To learn and have fun
By Maria Blackburn
Video: Matt Bowden | CTY Communications
When it comes to teaching CTY students all they need to know about 4 billion years of life on Earth, Summer Programs instructor Christine Metzger isn’t afraid of looking silly. Stop by the paleobiology class Metzger teaches at our Los Angeles site and you might find her enthusiastically belting out a song about decomposition, presiding over a game of “Evolutionary Red Light Green Light,” or thundering around her lab like a bipedal dinosaur, a velociraptor skull on her head.
“My teaching philosophy is to learn and have fun at the same time because eventually the two become seamless,” says Metzger, a college environmental science professor who began work as a CTY instructor in 2005. “My CTY students learn so much better if I’m really dynamic and passionate and willing to take risks and embarrass myself. I don’t see a separation between creative things and scientific things. I learn better when I’m having fun, and I think my students do, too.”
Her insight into how CTY students learn isn’t just rooted in her years of teaching: She’s a CTYer herself.
In June 1992, Metzger, then a shy 12-year-old, flew 2,400 miles across the country alone to attend her first CTY summer program, a writing class at the Los Angeles site where she now teaches. There she discovered new authors, made new friends, and became more confident and outgoing. “CTY gave me the sense that I could be part of a community of learners.

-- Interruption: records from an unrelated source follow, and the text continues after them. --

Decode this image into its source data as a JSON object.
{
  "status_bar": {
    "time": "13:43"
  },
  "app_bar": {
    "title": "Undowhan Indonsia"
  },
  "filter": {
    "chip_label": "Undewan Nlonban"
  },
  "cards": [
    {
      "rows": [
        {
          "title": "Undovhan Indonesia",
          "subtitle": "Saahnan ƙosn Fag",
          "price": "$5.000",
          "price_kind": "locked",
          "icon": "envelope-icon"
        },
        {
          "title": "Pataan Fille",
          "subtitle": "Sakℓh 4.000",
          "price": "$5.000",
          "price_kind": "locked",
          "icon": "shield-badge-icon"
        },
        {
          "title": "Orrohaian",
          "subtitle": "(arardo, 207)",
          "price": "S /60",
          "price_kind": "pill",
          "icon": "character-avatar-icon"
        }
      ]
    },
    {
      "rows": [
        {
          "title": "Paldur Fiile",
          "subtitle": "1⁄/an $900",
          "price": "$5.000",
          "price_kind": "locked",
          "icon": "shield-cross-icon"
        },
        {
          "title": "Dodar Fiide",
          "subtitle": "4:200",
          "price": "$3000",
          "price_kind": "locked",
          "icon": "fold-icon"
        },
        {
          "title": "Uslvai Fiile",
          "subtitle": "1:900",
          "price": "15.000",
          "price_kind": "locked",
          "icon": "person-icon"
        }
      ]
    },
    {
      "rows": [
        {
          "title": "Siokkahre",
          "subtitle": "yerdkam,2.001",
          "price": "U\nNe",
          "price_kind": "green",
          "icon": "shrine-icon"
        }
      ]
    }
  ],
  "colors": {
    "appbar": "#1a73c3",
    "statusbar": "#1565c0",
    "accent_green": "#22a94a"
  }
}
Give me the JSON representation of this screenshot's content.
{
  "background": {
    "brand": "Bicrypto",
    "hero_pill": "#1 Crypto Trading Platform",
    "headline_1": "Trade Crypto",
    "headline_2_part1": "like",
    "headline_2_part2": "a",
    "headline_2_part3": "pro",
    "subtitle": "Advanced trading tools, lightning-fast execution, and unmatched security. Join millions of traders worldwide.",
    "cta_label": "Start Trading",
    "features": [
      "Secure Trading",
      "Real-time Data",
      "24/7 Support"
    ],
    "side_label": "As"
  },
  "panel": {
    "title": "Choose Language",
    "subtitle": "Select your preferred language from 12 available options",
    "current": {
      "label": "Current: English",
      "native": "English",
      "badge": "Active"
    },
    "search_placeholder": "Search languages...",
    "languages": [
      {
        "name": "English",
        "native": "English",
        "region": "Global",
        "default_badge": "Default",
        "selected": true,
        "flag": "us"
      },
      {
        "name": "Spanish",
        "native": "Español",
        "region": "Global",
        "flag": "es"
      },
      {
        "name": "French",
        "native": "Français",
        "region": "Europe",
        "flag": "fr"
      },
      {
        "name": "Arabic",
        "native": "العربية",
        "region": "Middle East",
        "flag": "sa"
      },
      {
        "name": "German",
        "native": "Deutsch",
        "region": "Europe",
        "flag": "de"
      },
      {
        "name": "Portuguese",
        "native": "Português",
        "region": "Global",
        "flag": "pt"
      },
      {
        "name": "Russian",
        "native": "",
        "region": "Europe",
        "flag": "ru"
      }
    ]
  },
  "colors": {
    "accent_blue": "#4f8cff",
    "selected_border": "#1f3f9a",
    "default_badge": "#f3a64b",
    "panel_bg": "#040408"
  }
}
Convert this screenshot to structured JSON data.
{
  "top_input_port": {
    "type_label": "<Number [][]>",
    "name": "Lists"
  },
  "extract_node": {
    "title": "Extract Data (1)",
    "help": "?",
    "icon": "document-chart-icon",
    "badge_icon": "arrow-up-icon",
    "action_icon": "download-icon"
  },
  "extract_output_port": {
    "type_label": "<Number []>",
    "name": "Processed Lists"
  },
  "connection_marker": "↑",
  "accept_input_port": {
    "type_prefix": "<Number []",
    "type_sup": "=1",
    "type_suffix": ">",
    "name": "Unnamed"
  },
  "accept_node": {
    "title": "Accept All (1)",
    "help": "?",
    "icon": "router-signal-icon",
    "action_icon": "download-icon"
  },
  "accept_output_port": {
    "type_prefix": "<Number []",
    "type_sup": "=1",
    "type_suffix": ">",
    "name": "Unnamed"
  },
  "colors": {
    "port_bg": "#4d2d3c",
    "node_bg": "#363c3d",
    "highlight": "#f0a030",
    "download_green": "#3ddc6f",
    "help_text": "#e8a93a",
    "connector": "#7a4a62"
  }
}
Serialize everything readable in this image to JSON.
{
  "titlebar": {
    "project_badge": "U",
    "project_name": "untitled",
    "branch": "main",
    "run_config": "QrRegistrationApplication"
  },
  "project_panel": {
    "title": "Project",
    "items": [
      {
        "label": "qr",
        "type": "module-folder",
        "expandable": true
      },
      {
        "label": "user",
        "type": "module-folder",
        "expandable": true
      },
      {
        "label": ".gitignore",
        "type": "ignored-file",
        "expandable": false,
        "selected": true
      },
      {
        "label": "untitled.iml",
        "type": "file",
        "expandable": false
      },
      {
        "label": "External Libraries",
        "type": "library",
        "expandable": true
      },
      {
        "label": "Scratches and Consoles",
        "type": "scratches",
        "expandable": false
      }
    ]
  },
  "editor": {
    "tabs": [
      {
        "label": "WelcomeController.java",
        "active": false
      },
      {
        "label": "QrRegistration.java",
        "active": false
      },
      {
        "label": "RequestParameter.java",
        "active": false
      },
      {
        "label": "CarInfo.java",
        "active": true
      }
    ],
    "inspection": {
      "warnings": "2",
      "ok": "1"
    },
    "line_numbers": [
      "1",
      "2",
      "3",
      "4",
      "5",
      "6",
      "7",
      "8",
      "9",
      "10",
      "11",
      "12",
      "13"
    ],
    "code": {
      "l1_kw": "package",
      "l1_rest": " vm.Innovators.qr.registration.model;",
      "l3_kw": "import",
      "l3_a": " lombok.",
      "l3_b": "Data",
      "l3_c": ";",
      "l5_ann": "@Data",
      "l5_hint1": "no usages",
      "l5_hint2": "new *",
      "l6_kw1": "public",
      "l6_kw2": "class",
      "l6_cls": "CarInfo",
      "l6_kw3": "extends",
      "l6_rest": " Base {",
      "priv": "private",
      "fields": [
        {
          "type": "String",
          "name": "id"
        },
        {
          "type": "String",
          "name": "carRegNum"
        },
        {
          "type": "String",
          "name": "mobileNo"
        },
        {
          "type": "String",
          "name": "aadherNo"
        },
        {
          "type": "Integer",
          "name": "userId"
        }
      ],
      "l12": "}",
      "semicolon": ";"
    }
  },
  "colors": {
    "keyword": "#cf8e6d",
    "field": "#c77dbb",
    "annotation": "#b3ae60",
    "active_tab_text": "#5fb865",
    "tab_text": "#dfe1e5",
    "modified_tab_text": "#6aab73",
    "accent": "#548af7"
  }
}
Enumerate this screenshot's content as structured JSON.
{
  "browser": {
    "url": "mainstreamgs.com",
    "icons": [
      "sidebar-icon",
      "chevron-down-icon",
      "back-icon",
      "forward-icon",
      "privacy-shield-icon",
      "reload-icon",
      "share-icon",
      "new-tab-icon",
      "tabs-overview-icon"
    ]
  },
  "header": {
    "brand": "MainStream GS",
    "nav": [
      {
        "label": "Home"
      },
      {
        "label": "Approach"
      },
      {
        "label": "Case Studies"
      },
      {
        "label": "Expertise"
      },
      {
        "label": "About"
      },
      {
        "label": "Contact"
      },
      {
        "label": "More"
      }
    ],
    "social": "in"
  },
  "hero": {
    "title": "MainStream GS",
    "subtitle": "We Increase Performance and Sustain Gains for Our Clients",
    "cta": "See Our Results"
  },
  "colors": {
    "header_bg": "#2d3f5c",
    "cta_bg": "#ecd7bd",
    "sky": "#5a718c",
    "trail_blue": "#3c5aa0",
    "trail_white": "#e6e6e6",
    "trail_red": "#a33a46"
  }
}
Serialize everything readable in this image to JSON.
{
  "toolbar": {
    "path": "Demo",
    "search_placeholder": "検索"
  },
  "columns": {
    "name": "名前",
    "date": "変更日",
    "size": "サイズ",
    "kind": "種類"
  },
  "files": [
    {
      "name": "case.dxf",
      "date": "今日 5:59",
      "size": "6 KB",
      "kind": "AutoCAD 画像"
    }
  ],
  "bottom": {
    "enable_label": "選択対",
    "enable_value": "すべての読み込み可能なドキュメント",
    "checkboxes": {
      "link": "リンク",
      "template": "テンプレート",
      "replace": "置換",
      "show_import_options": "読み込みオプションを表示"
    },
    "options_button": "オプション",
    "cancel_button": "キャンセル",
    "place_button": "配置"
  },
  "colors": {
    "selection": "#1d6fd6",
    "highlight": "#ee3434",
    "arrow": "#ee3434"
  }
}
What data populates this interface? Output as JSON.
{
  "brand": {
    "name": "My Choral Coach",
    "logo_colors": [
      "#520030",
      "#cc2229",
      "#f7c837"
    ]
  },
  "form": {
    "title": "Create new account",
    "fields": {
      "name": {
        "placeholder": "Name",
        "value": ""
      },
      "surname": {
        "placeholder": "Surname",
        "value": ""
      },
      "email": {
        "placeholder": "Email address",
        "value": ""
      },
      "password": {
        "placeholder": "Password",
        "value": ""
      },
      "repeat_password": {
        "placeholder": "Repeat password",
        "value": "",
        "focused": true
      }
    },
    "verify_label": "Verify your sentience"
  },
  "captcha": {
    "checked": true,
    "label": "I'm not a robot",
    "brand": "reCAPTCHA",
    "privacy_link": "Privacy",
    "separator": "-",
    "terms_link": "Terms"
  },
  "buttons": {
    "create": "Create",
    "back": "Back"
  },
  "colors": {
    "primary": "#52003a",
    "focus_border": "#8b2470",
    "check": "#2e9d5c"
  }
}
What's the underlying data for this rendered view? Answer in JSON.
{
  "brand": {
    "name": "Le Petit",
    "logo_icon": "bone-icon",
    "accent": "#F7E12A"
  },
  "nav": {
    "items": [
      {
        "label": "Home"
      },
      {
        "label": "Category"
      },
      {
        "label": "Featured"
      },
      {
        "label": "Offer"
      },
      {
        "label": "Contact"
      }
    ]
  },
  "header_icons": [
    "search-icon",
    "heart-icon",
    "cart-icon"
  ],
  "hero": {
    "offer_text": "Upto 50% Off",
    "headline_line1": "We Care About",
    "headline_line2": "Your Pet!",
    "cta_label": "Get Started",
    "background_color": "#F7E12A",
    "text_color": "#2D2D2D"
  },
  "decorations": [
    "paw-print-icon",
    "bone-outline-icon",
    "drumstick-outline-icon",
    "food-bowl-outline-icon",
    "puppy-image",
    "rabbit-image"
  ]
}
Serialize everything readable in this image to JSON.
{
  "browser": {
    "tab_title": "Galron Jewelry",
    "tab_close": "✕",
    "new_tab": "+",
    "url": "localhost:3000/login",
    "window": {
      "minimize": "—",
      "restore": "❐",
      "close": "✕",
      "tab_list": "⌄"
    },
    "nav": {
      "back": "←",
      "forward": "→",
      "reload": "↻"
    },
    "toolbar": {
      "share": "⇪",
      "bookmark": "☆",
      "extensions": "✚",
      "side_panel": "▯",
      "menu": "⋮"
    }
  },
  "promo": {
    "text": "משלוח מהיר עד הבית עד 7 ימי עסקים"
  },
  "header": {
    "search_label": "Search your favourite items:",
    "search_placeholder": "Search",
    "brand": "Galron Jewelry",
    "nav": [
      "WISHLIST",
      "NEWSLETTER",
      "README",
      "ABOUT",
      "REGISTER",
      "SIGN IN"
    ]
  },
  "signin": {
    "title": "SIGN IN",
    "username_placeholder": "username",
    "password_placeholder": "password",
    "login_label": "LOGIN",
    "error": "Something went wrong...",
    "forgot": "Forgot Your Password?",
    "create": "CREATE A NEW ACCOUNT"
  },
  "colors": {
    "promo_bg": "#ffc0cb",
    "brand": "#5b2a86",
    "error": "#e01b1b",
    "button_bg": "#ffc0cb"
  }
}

It also taught me that if I was willing I could really expose myself to all sorts of exciting, new, challenging, and creative things.”
She cried when it was time to go home. “I knew I wanted to come back to CTY as soon as I left.”
Metzger participated in summer programs for three more years, returned as a teaching assistant in 2001, and then became an instructor. “CTY was such a huge, huge part of my formative years and I think it is part of why I’m a really passionate learner today, and why I’m open to learning new things and meeting new people,” she says. “Being a CTY instructor makes me feel like I’m giving all of that back to CTY.”